* **TO DO**: Return the following data exactly, with all pictures left out.

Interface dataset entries
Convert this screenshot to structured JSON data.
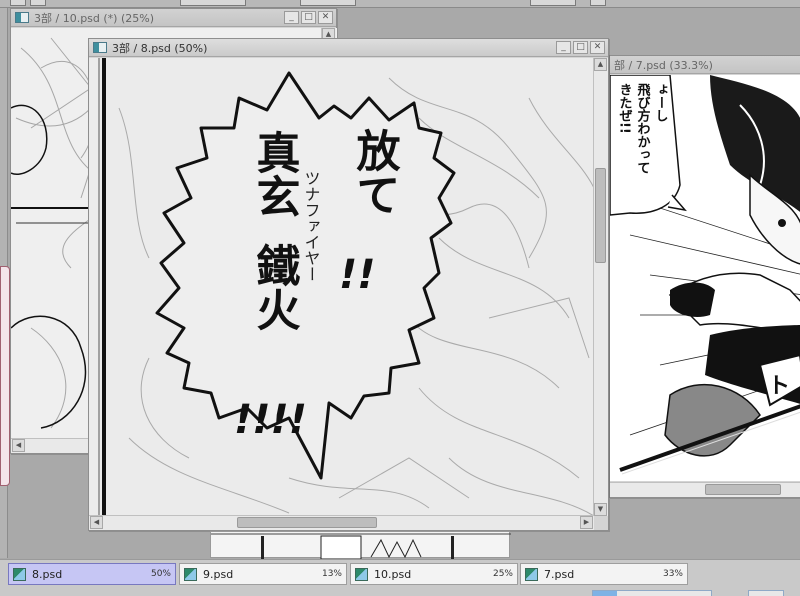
{
  "windows": {
    "doc10": {
      "title": "3部 / 10.psd (*) (25%)"
    },
    "doc8": {
      "title": "3部 / 8.psd (50%)",
      "speech": {
        "col1": "放て",
        "col1_bang": "!!",
        "col2": "真玄",
        "col3": "鐵火",
        "col3_bang": "!!!!",
        "ruby": "ツナファイヤー"
      }
    },
    "doc7": {
      "title": "部 / 7.psd (33.3%)",
      "bubble_lines": [
        "ょーし",
        "飛び方わかって",
        "きたぜ!!"
      ]
    }
  },
  "taskbar": {
    "tabs": [
      {
        "name": "8.psd",
        "zoom": "50%",
        "active": true
      },
      {
        "name": "9.psd",
        "zoom": "13%",
        "active": false
      },
      {
        "name": "10.psd",
        "zoom": "25%",
        "active": false
      },
      {
        "name": "7.psd",
        "zoom": "33%",
        "active": false
      }
    ],
    "progress": 0.2
  },
  "window_buttons": {
    "minimize": "_",
    "maximize": "□",
    "close": "✕"
  },
  "scroll_arrows": {
    "up": "▲",
    "down": "▼",
    "left": "◀",
    "right": "▶"
  },
  "icons": [
    "document-icon",
    "minimize-icon",
    "maximize-icon",
    "close-icon"
  ]
}
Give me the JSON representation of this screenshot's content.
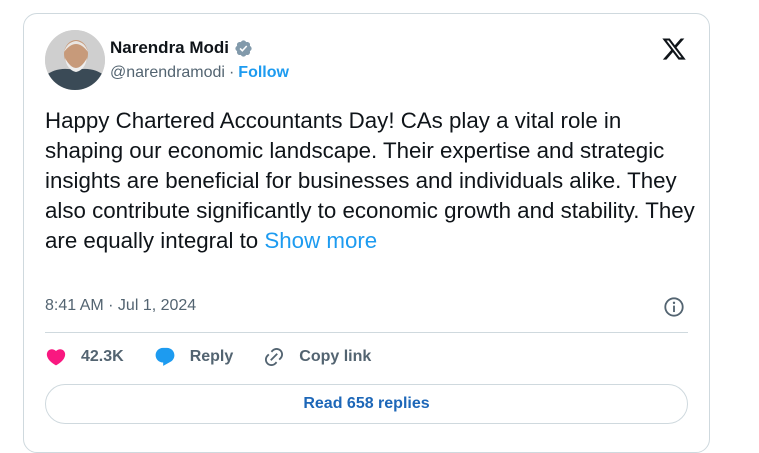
{
  "tweet": {
    "author_name": "Narendra Modi",
    "handle": "@narendramodi",
    "separator": "·",
    "follow_label": "Follow",
    "text": "Happy Chartered Accountants Day! CAs play a vital role in shaping our economic landscape. Their expertise and strategic insights are beneficial for businesses and individuals alike. They also contribute significantly to economic growth and stability. They are equally integral to",
    "show_more_label": "Show more",
    "timestamp": "8:41 AM · Jul 1, 2024",
    "likes": "42.3K",
    "reply_label": "Reply",
    "copy_link_label": "Copy link",
    "read_replies_label": "Read 658 replies"
  },
  "icons": {
    "verified": "verified-badge-icon",
    "platform": "x-logo-icon",
    "info": "info-icon",
    "like": "heart-icon",
    "reply": "speech-bubble-icon",
    "link": "link-icon"
  },
  "colors": {
    "accent": "#1d9bf0",
    "like": "#f91880",
    "muted": "#536471",
    "text": "#0f1419",
    "border": "#cfd9de"
  }
}
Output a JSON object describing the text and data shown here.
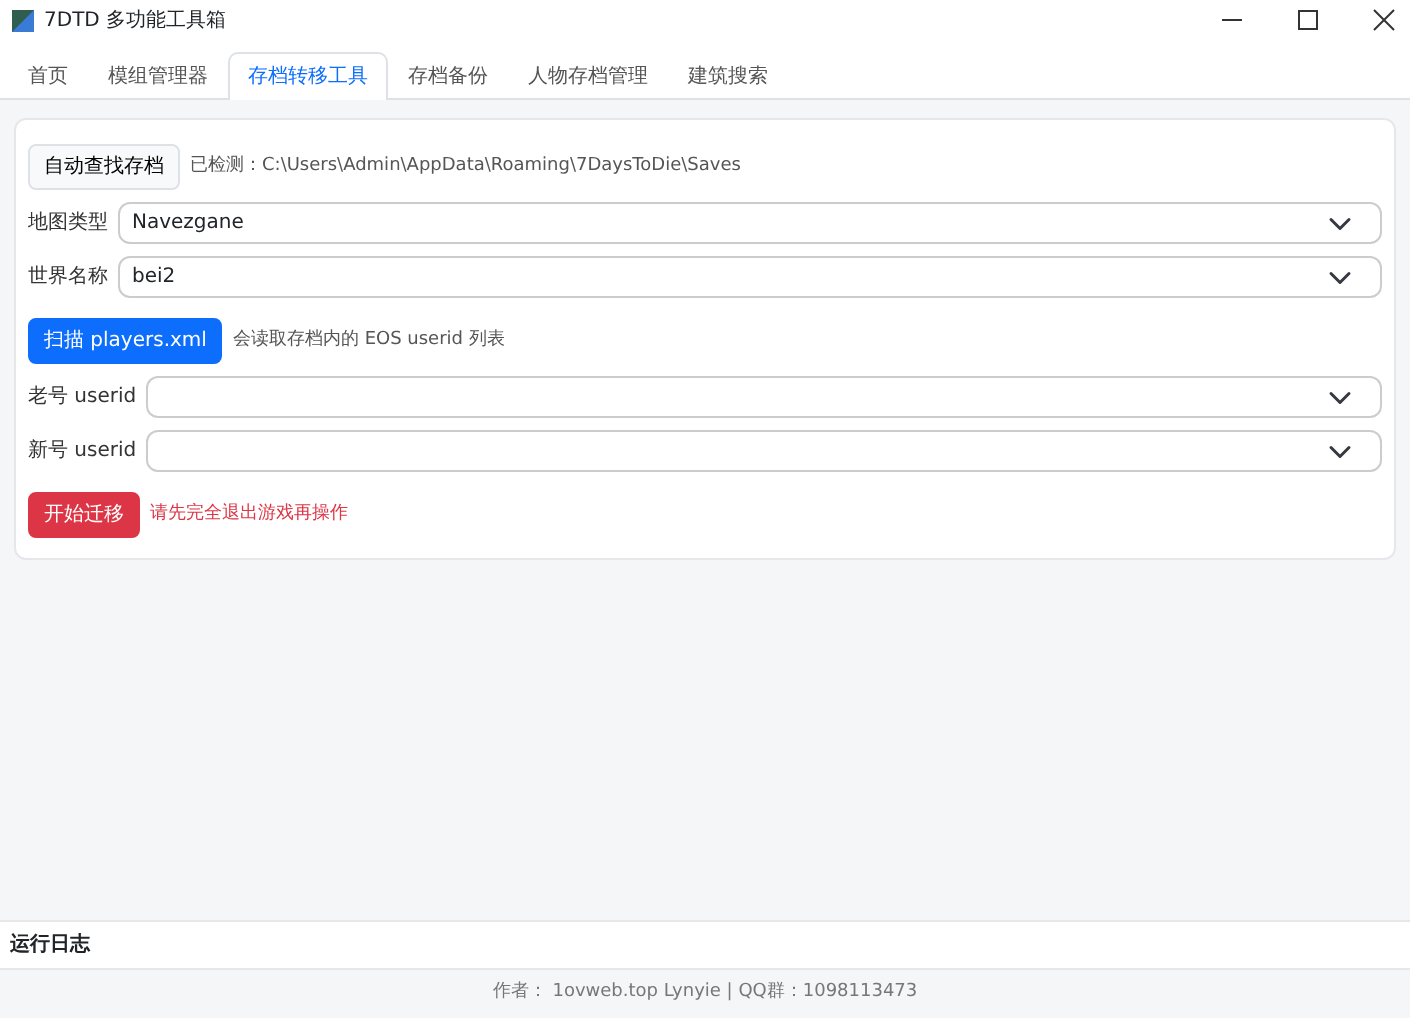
{
  "window": {
    "title": "7DTD 多功能工具箱"
  },
  "tabs": [
    {
      "label": "首页",
      "selected": false
    },
    {
      "label": "模组管理器",
      "selected": false
    },
    {
      "label": "存档转移工具",
      "selected": true
    },
    {
      "label": "存档备份",
      "selected": false
    },
    {
      "label": "人物存档管理",
      "selected": false
    },
    {
      "label": "建筑搜索",
      "selected": false
    }
  ],
  "auto_find": {
    "button": "自动查找存档",
    "detected": "已检测：C:\\Users\\Admin\\AppData\\Roaming\\7DaysToDie\\Saves"
  },
  "map_type": {
    "label": "地图类型",
    "value": "Navezgane"
  },
  "world_name": {
    "label": "世界名称",
    "value": "bei2"
  },
  "scan": {
    "button": "扫描 players.xml",
    "hint": "会读取存档内的 EOS userid 列表"
  },
  "old_userid": {
    "label": "老号 userid"
  },
  "new_userid": {
    "label": "新号 userid"
  },
  "start": {
    "button": "开始迁移",
    "warning": "请先完全退出游戏再操作"
  },
  "log": {
    "title": "运行日志"
  },
  "footer": "作者： 1ovweb.top Lynyie  |  QQ群：1098113473"
}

* **SOLUTION FOR THIS PROBLEM**:
Convert this screenshot to structured JSON data.
{
  "windows": {
    "doc10": {
      "title": "3部 / 10.psd (*) (25%)"
    },
    "doc8": {
      "title": "3部 / 8.psd (50%)",
      "speech": {
        "col1": "放て",
        "col1_bang": "!!",
        "col2": "真玄",
        "col3": "鐵火",
        "col3_bang": "!!!!",
        "ruby": "ツナファイヤー"
      }
    },
    "doc7": {
      "title": "部 / 7.psd (33.3%)",
      "bubble_lines": [
        "ょーし",
        "飛び方わかって",
        "きたぜ!!"
      ]
    }
  },
  "taskbar": {
    "tabs": [
      {
        "name": "8.psd",
        "zoom": "50%",
        "active": true
      },
      {
        "name": "9.psd",
        "zoom": "13%",
        "active": false
      },
      {
        "name": "10.psd",
        "zoom": "25%",
        "active": false
      },
      {
        "name": "7.psd",
        "zoom": "33%",
        "active": false
      }
    ],
    "progress": 0.2
  },
  "window_buttons": {
    "minimize": "_",
    "maximize": "□",
    "close": "✕"
  },
  "scroll_arrows": {
    "up": "▲",
    "down": "▼",
    "left": "◀",
    "right": "▶"
  },
  "icons": [
    "document-icon",
    "minimize-icon",
    "maximize-icon",
    "close-icon"
  ]
}
Give me the JSON representation of this screenshot's content.
{
  "tweet": {
    "author_name": "Narendra Modi",
    "handle": "@narendramodi",
    "separator": "·",
    "follow_label": "Follow",
    "text": "Happy Chartered Accountants Day! CAs play a vital role in shaping our economic landscape. Their expertise and strategic insights are beneficial for businesses and individuals alike. They also contribute significantly to economic growth and stability. They are equally integral to",
    "show_more_label": "Show more",
    "timestamp": "8:41 AM · Jul 1, 2024",
    "likes": "42.3K",
    "reply_label": "Reply",
    "copy_link_label": "Copy link",
    "read_replies_label": "Read 658 replies"
  },
  "icons": {
    "verified": "verified-badge-icon",
    "platform": "x-logo-icon",
    "info": "info-icon",
    "like": "heart-icon",
    "reply": "speech-bubble-icon",
    "link": "link-icon"
  },
  "colors": {
    "accent": "#1d9bf0",
    "like": "#f91880",
    "muted": "#536471",
    "text": "#0f1419",
    "border": "#cfd9de"
  }
}
Output a JSON object describing the text and data shown here.
{
  "window": {
    "title": "7DTD 多功能工具箱"
  },
  "tabs": [
    {
      "label": "首页",
      "selected": false
    },
    {
      "label": "模组管理器",
      "selected": false
    },
    {
      "label": "存档转移工具",
      "selected": true
    },
    {
      "label": "存档备份",
      "selected": false
    },
    {
      "label": "人物存档管理",
      "selected": false
    },
    {
      "label": "建筑搜索",
      "selected": false
    }
  ],
  "auto_find": {
    "button": "自动查找存档",
    "detected": "已检测：C:\\Users\\Admin\\AppData\\Roaming\\7DaysToDie\\Saves"
  },
  "map_type": {
    "label": "地图类型",
    "value": "Navezgane"
  },
  "world_name": {
    "label": "世界名称",
    "value": "bei2"
  },
  "scan": {
    "button": "扫描 players.xml",
    "hint": "会读取存档内的 EOS userid 列表"
  },
  "old_userid": {
    "label": "老号 userid"
  },
  "new_userid": {
    "label": "新号 userid"
  },
  "start": {
    "button": "开始迁移",
    "warning": "请先完全退出游戏再操作"
  },
  "log": {
    "title": "运行日志"
  },
  "footer": "作者： 1ovweb.top Lynyie  |  QQ群：1098113473"
}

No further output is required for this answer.